Check if an element is present in an array [duplicate]

Check if an element is present in an array [duplicate]

This question already has an answer here:

How do I check if an array includes an object in JavaScript?

46 answers

The function I am using now to check this is the following:
function inArray(needle,haystack)
{
var count=haystack.length;
for(var i=0;i

Solutions/Answers:

Solution 1:

ECMAScript 2016 incorporates an includes() method for arrays that specifically solves the problem, and so is now the preferred method.
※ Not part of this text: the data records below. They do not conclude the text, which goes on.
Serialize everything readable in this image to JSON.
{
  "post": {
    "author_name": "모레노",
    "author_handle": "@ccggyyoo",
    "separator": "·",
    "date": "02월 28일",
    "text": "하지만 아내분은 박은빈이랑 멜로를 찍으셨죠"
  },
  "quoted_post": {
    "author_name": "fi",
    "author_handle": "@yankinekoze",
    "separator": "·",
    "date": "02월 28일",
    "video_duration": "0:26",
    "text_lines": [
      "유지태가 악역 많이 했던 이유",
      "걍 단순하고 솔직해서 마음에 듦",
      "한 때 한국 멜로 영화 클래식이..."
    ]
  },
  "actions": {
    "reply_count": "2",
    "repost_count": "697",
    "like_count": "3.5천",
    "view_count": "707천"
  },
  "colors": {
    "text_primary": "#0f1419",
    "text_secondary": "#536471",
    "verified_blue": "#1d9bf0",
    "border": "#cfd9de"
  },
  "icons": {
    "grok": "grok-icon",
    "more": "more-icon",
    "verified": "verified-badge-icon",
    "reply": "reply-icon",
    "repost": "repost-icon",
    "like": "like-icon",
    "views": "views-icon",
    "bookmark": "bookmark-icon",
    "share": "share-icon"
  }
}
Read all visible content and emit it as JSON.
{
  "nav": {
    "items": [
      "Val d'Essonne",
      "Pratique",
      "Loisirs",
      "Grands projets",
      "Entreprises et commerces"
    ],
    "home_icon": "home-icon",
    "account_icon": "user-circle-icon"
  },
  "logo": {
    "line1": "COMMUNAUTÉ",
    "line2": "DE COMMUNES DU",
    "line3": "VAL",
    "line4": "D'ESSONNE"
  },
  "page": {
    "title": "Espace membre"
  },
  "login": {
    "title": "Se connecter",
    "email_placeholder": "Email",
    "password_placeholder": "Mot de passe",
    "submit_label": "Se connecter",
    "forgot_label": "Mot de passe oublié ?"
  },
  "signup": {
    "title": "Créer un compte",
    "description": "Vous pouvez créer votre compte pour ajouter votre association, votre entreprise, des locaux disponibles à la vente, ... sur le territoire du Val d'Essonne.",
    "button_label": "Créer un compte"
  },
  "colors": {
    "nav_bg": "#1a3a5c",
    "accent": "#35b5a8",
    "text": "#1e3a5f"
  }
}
[1, 2, 3].includes(2);     // true
[1, 2, 3].includes(4);     // false
[1, 2, 3].includes(1, 2);  // false (second parameter is the index position in this array at which to begin searching)

As of JULY 2018, this has been implemented in almost all major browsers, if you need to support IE a polyfill is available.

Solution 2:

Code:

function isInArray(value, array) {
  return array.indexOf(value) > -1;
}

Execution:

isInArray(1, [1,2,3]); // true

Update (2017):

In modern browsers which follow the ECMAScript 2016 (ES7) standard, you can use the function Array.prototype.includes, which makes it way more easier to check if an item is present in an array:

const array = [1, 2, 3];
const value = 1;
const isInArray = array.includes(value);
console.log(isInArray); // true

Solution 3:

Just use indexOf:

haystack.indexOf(needle) >= 0

If you want to support old Internet Explorers (< IE9), you’ll have to include your current code as a workaround though.

Unless your list is sorted, you need to compare every value to the needle. Therefore, both your solution and indexOf will have to execute n/2 comparisons on average. However, since indexOf is a built-in method, it may use additional optimizations and will be slightly faster in practice. Note that unless your application searches in lists extremely often (say a 1000 times per second) or the lists are huge (say 100k entries), the speed difference will not matter.

Solution 4:

I benchmarked it multiple times on Google Chrome 52, but feel free to copypaste it into any other browser’s console.


~ 1500 ms, includes (~ 2700 ms when I used the polyfill)

var array = [0,1,2,3,4,5,6,7,8,9]; 
var result = 0;

var start = new Date().getTime();
for(var i = 0; i < 10000000; i++)
{
  if(array.includes("test") === true){ result++; }
}
console.log(new Date().getTime() - start);

~ 1050 ms, indexOf

var array = [0,1,2,3,4,5,6,7,8,9]; 
var result = 0;

var start = new Date().getTime();
for(var i = 0; i < 10000000; i++)
{
  if(array.indexOf("test") > -1){ result++; }
}
console.log(new Date().getTime() - start);

~ 650 ms, custom function

function inArray(target, array)
{

/* Caching array.length doesn't increase the performance of the for loop on V8 (and probably on most of other major engines) */

  for(var i = 0; i < array.length; i++) 
  {
    if(array[i] === target)
    {
      return true;
    }
  }

  return false; 
}

var array = [0,1,2,3,4,5,6,7,8,9]; 
var result = 0;

var start = new Date().getTime();
for(var i = 0; i < 10000000; i++)
{
  if(inArray("test", array) === true){ result++; }
}
console.log(new Date().getTime() - start);

Solution 5:

Single line code.. will return true or false

!!(arr.indexOf("val")+1)

Solution 6:

You can use indexOf But not working well in the last version of internet explorer.
Code:

function isInArray(value, array) {
  return array.indexOf(value) > -1;
}

Execution:

isInArray(1, [1,2,3]); // true

I suggest you use the following code:

function inArray(needle, haystack) {
 var length = haystack.length;
 for (var i = 0; i < length; i++) {
 if (haystack[i] == needle)
  return true;
 }
 return false;
}